Mike Middlebrooks

“As far as I can remember I’ve always been interested in Biology,” said Mike Middlebrooks, who received his Ph.D degree in the Integrative Biology Department in May, 2012. “I had a lot of influences." "My dad’s enthusiasm for scuba diving certainly had a big effect on my interest in nature when I was younger, and I had a lot of great teachers and professors in my educational career.” As he was growing up, Mike had the opportunity to attend the St. John's County Marine Science Program every year, which, he said, was a great opportunity for him. “My middle school science teacher, Glenn Cole (also one of the instructors at the Marine Science Program I mentioned) was a particularly big influence and did a great job at instilling in me a deep fascination with Biology. He was one of those teachers who was able to get students to learn, even if they were actively trying not to.”

Mike also attributes his interest in Biology to his avid love of scuba diving, which has been a perfect connection to his studies here at the University of South Florida. “I would say that scuba diving played a major role in my persuing Biology. Through scuba diving I have been able to visit a lot of amazing places in the Caribbean (the Grenadines, Dominca, St. Martin, British Virgin Islands, Cayman Islands) and Florida to see some fascinating ecosystems at work, especially the coral reefs. I’ve also been a scuba instructor for about 10 years now. Although, I was always interested in Biology, I actually started my college career majoring in Journalism at the University of Central Florida. I realized that although I liked journalism, it was not for me. I became a scuba instructor and transferred to Florida State University to get a bachelor’s degree in Biology with a focus on marine ecology.” The pivitol factor that brought Mike to USF was hurricane Wilma. “After I finished my bachelor’s degree in 2005, I was working as a technician at a lab in the Florida Keys, but, after hurricane Wilma came through, my chances of continuing that job were smashed along with the laboratory. Because I wanted to eventually continue my education, I decided that would be the perfect time to look into grad schools. I chose USF because I was looking for somewhere in Florida where I could work on interesting questions in marine ecology, and Dr. Bell’s lab was the perfect fit. USF is also not too far away from the Keys, so I was able to conduct my field research down there.”

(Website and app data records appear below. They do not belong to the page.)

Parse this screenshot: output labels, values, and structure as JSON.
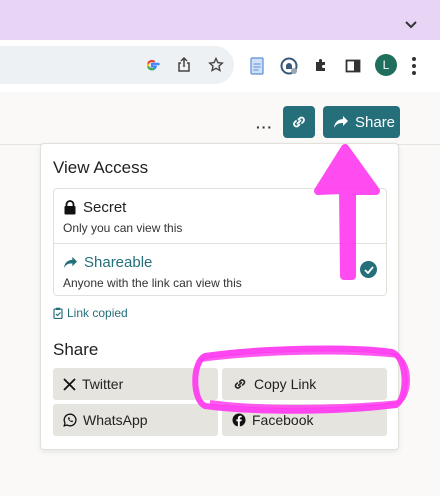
{
  "browser": {
    "profile_initial": "L",
    "icons": [
      "google-lens-icon",
      "share-page-icon",
      "bookmark-star-icon",
      "docs-extension-icon",
      "password-extension-icon",
      "extensions-puzzle-icon",
      "side-panel-icon"
    ]
  },
  "header": {
    "more_label": "···",
    "share_label": "Share"
  },
  "panel": {
    "view_access_heading": "View Access",
    "options": [
      {
        "title": "Secret",
        "description": "Only you can view this",
        "icon": "lock-icon",
        "selected": false
      },
      {
        "title": "Shareable",
        "description": "Anyone with the link can view this",
        "icon": "share-arrow-icon",
        "selected": true
      }
    ],
    "link_copied": "Link copied",
    "share_heading": "Share",
    "share_buttons": [
      {
        "label": "Twitter",
        "icon": "x-logo-icon"
      },
      {
        "label": "Copy Link",
        "icon": "link-icon"
      },
      {
        "label": "WhatsApp",
        "icon": "whatsapp-icon"
      },
      {
        "label": "Facebook",
        "icon": "facebook-icon"
      }
    ]
  },
  "colors": {
    "accent": "#246f7a",
    "annotation": "#ff3df0",
    "tabstrip": "#e8d5f6"
  }
}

Here at USF, Mike was studying the photosynthetic sea slug, Elysia clarki, and how its photosynthetic ability affects the behavior of the slug in its environment. His faculty advisor was Dr. Susan Bell, but he also worked closely with Dr. Sidney (Skip) Pierce.

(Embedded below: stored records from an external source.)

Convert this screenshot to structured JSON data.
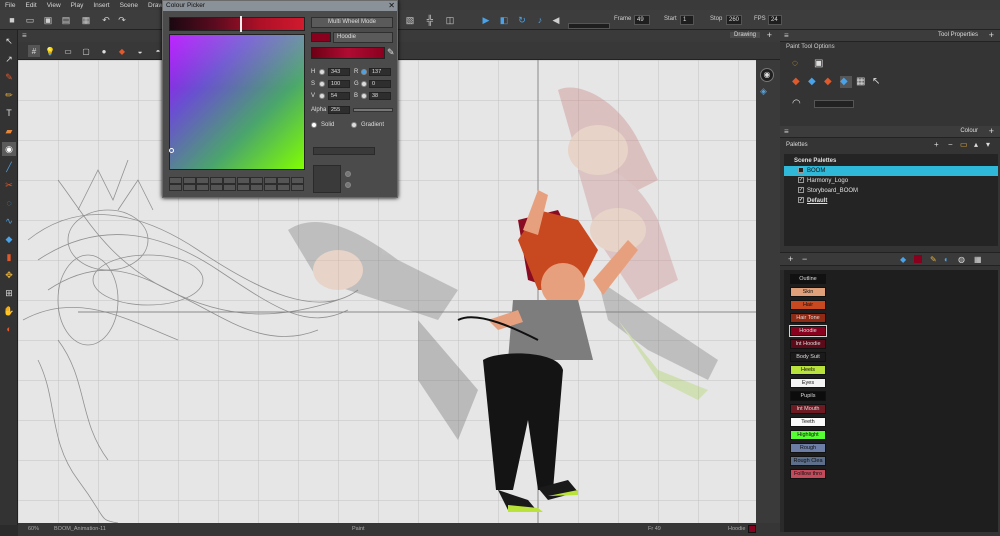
{
  "menu": [
    "File",
    "Edit",
    "View",
    "Play",
    "Insert",
    "Scene",
    "Drawing"
  ],
  "toolbar": {
    "frame_label": "Frame",
    "frame_value": "49",
    "start_label": "Start",
    "start_value": "1",
    "stop_label": "Stop",
    "stop_value": "260",
    "fps_label": "FPS",
    "fps_value": "24"
  },
  "view": {
    "title": "Drawing",
    "tab_plus": "+"
  },
  "colour_picker": {
    "title": "Colour Picker",
    "multi_wheel_label": "Multi Wheel Mode",
    "swatch_name": "Hoodie",
    "h_label": "H",
    "h_value": "343",
    "s_label": "S",
    "s_value": "100",
    "v_label": "V",
    "v_value": "54",
    "r_label": "R",
    "r_value": "137",
    "g_label": "G",
    "g_value": "0",
    "b_label": "B",
    "b_value": "38",
    "alpha_label": "Alpha",
    "alpha_value": "255",
    "solid_label": "Solid",
    "gradient_label": "Gradient"
  },
  "tool_properties": {
    "title": "Tool Properties",
    "section": "Paint Tool Options"
  },
  "colour_panel": {
    "title": "Colour",
    "palettes_label": "Palettes",
    "scene_palettes": "Scene Palettes",
    "palettes": [
      {
        "name": "BOOM",
        "checked": false,
        "selected": true
      },
      {
        "name": "Harmony_Logo",
        "checked": true,
        "selected": false
      },
      {
        "name": "Storyboard_BOOM",
        "checked": true,
        "selected": false
      },
      {
        "name": "Default",
        "checked": true,
        "selected": false
      }
    ],
    "swatches": [
      {
        "name": "Outline",
        "color": "#111111",
        "text": "#dddddd"
      },
      {
        "name": "Skin",
        "color": "#e0a07a",
        "text": "#111111"
      },
      {
        "name": "Hair",
        "color": "#c8481f",
        "text": "#111111"
      },
      {
        "name": "Hair Tone",
        "color": "#8f2a14",
        "text": "#dddddd"
      },
      {
        "name": "Hoodie",
        "color": "#89001f",
        "text": "#dddddd"
      },
      {
        "name": "Int Hoodie",
        "color": "#5a0a18",
        "text": "#dddddd"
      },
      {
        "name": "Body Suit",
        "color": "#1a1a1a",
        "text": "#dddddd"
      },
      {
        "name": "Heels",
        "color": "#b9e23a",
        "text": "#111111"
      },
      {
        "name": "Eyes",
        "color": "#f3f3f3",
        "text": "#111111"
      },
      {
        "name": "Pupils",
        "color": "#0c0c0c",
        "text": "#dddddd"
      },
      {
        "name": "Int Mouth",
        "color": "#6e1a22",
        "text": "#dddddd"
      },
      {
        "name": "Teeth",
        "color": "#fafafa",
        "text": "#111111"
      },
      {
        "name": "Highlight",
        "color": "#55ff33",
        "text": "#111111"
      },
      {
        "name": "Rough",
        "color": "#6c7ea6",
        "text": "#111111"
      },
      {
        "name": "Rough Clea",
        "color": "#5d6f8a",
        "text": "#111111"
      },
      {
        "name": "Folllow thro",
        "color": "#c24a5a",
        "text": "#111111"
      }
    ]
  },
  "status": {
    "zoom": "60%",
    "drawing": "BOOM_Animation-11",
    "tool": "Paint",
    "frame": "Fr 49",
    "colour": "Hoodie"
  }
}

As far as life in Tampa, Mike was glad to be here in an area with a lot to offer. “I really enjoy living in Tampa. After living in the middle of no-where in the Florida Keys, it was great to be back in a city where I could go see some live music, other than Jimmy Buffett cover bands. I really enjoy going out to see all kinds of live music and I have found that Tampa has a lot of great venues to do that. I also enjoy playing music; I play the steel drums and sing in a local calypso/ska band. Tampa is also great because of its proximity to fun outdoor adventures. I live right on the Hillsborough River where I enjoy kayaking. Tampa is also not too far away from a number of great dive sites, so I am still able to get some diving in (although I don’t really have time to teach scuba diving very much anymore). USF also has a fairly active scuba club, which is nice. I also occasionally enjoy some sailing and water skiing as well.”

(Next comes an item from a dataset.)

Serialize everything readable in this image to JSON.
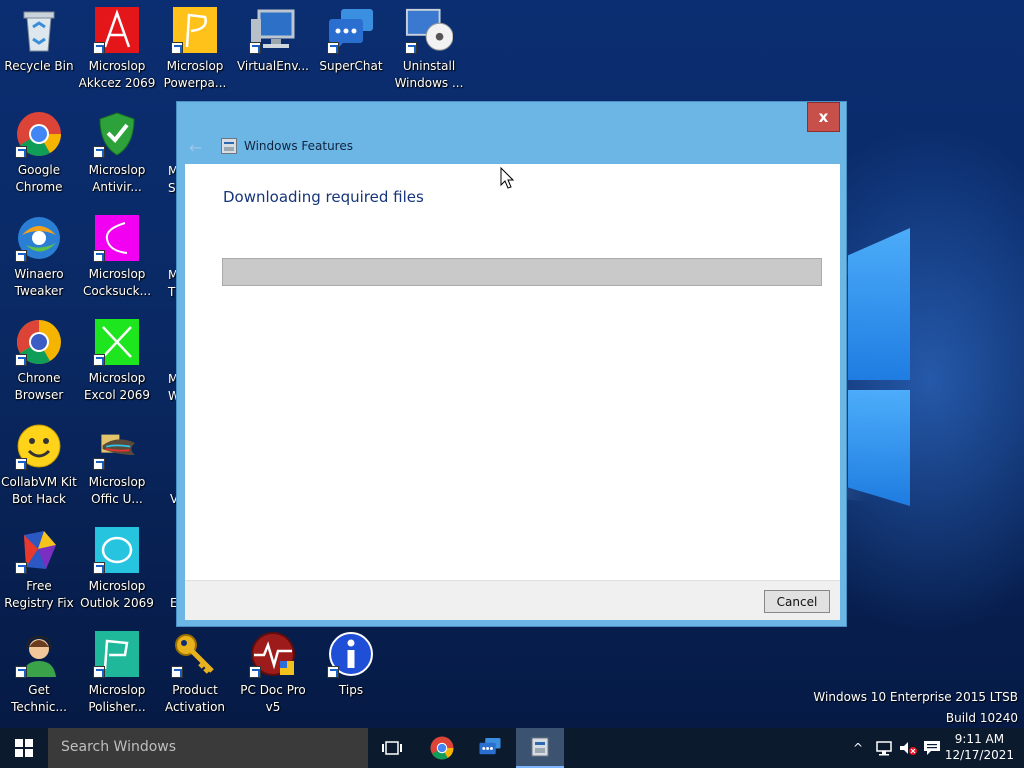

Following graduation in the summer of 2012, Mike has been very busy. He currently has a Post-doctoral appointment in the Department of Integrative Biology, where he continues his studies on sea slugs, and he has an Adjunct Instructor position at the New College branch of USF in Sarasota, Florida.